The article also noted that a training milestone was achieved the month before.
“The first Marine Corps pilots learning to fly the CH-53K completed a two-week Sikorsky-led course on aircraft configuration, controllers and displays. This is followed by government-led training that uses the containerized flight training device that simulates weather and tactical environments and the ability to connect with other simulators for other aircraft training scenarios, CH-53K program director Bill Falk said.
“The first CH-53K maintainers have not started training. But Sikorsky recently received approval to begin using the helicopter emulation maintenance trainer. This trainer is used on a desktop computer and covers maintenance instructions and procedures.”1
Also, in an October 8, 2020 article, Dan Parsons of Vertical published an article which highlighted USMC reactions to the coming of the CH-53K.
“I would say the 53K is in as good a spot as it’s been in for a long way,” Deputy Commandant for Aviation Lt. Gen. Mark Wise said this week at the Vertical Flight Society’s 76th Annual Forum, held online in 2020 because of the ongoing Covid-19 pandemic.
“Of course, the team at Sikorsky has been doing a wonderful job in making sure how we’ve been developing the test points,” Wise added. “If you look at what it did on the [USS] Wasp and how it’s been advancing through its test points, it’s actually been meeting or exceeding in all cases. It’s hard not to be happy with that. . . . “I’ve been out to see it tested . . . and am very, very happy with what I’m seeing.”
In addition, the article highlighted comments from Maj. Gen. Gregoary masiello, the USMC’s aviation program executive officer.
“The feedback I had from the pilots as far as the stability and flight controls are that this aircraft is unlike any other one that we’ve had,” Masiello said at the VFS Forum. “It’s amazing. It’s digital. I have heard no complaints from the flight control system on the aircraft at all.”

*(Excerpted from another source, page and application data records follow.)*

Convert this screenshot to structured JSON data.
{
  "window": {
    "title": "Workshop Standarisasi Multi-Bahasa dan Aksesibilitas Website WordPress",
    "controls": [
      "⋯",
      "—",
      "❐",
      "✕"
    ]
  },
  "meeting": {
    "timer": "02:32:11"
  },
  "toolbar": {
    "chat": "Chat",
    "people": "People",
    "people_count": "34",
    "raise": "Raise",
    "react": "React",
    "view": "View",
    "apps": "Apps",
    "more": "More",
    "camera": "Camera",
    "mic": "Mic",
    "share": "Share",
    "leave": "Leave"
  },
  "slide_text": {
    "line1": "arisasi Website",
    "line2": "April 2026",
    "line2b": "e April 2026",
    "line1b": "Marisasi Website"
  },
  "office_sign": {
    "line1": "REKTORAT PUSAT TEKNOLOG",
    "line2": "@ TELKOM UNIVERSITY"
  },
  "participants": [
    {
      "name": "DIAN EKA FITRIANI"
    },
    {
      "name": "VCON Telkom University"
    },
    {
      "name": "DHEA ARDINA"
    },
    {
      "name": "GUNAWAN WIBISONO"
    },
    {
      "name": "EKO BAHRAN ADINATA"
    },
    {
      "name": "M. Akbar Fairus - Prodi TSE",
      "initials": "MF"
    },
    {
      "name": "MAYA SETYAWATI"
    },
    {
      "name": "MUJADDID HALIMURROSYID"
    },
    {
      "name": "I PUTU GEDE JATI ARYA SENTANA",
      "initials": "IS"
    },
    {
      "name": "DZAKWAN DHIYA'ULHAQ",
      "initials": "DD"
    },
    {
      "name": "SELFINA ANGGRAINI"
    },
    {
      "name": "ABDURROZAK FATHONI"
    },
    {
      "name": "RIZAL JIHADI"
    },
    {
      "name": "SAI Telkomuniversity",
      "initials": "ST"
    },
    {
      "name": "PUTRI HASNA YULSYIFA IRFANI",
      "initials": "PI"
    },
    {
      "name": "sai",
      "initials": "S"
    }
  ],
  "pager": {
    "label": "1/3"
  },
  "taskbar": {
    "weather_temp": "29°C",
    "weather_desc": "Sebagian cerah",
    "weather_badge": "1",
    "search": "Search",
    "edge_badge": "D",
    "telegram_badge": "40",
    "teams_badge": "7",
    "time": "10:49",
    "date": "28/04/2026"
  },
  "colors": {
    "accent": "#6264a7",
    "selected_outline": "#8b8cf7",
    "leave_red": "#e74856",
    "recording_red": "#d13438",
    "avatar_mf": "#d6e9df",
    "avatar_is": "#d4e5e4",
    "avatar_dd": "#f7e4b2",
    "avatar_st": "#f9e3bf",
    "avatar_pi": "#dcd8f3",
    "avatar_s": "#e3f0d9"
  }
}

“We also went to the sea trials, the first time this thing went to a boat,” Masiello added. “It went to the Wasp, performed very well,” Masiello said. “This thing can fold up; it’s a marinized helicopter. It’s actually a smaller footprint than its predecessor aircraft and triples the lift.
“If there is one thing that I could change if I could go backwards on this program . . . I probably wouldn’t be calling this a 53, because of the advancements and changes.
“There is obviously some similarities in the look, but aside from that this is a completely different . . . and absolute advancement in aviation for us and essential.” 2
And an October 6, 2020 article provided some feedback from the Brits with regard to the aircraft as well.
In that article, the author reported on a presentation by Col. Paul Morris, assistant head of air maneuvers for the British Army.
“In terms of our sister services in the UK, Royal Navy, the medium rotorcraft offers significant flexibility as a multi-role platform capable of enduring operations,” Morris said.
“Our own CH-47 fleet was not designed to go to sea. Although it can be taken on to the new Queen Elizabeth Class carriers down the lift spread and can go into the hangar spread it cannot fold, and we look enviously at the U.S. Marine Corps and the CH-53K Super Stallion and its capabilities in that respect.
“A whole series of future trend analysis and operational experience and trends point to the utility of a medium platform on the future battlefield.” 3
In short, the CH-53K is getting ready to enter the fight and initial reactions are that it will add a lot to the fight.
Featured Photo: The CH-53K King Stallion successfully plugs into a funnel-shaped drogue towed behind a KC-130J during aerial refueling wake testing over the Chesapeake Bay. Photo by Erik Hildebrandt.